* Provided information
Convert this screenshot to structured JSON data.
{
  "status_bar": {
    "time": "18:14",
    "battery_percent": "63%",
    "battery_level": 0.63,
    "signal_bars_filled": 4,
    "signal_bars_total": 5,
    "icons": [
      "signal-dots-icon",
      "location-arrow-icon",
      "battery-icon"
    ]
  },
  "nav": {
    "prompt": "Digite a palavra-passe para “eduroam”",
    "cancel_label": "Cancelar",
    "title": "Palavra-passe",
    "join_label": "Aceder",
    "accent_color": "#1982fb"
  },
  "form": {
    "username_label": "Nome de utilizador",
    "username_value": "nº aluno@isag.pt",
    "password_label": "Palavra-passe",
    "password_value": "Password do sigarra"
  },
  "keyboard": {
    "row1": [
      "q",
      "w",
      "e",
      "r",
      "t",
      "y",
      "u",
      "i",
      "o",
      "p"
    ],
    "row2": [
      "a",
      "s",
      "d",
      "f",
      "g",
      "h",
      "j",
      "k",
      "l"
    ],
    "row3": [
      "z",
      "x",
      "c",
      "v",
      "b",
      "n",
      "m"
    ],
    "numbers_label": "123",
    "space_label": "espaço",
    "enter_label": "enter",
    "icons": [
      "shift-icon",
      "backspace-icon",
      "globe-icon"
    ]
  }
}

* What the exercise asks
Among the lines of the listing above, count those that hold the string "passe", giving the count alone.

* Written answer
3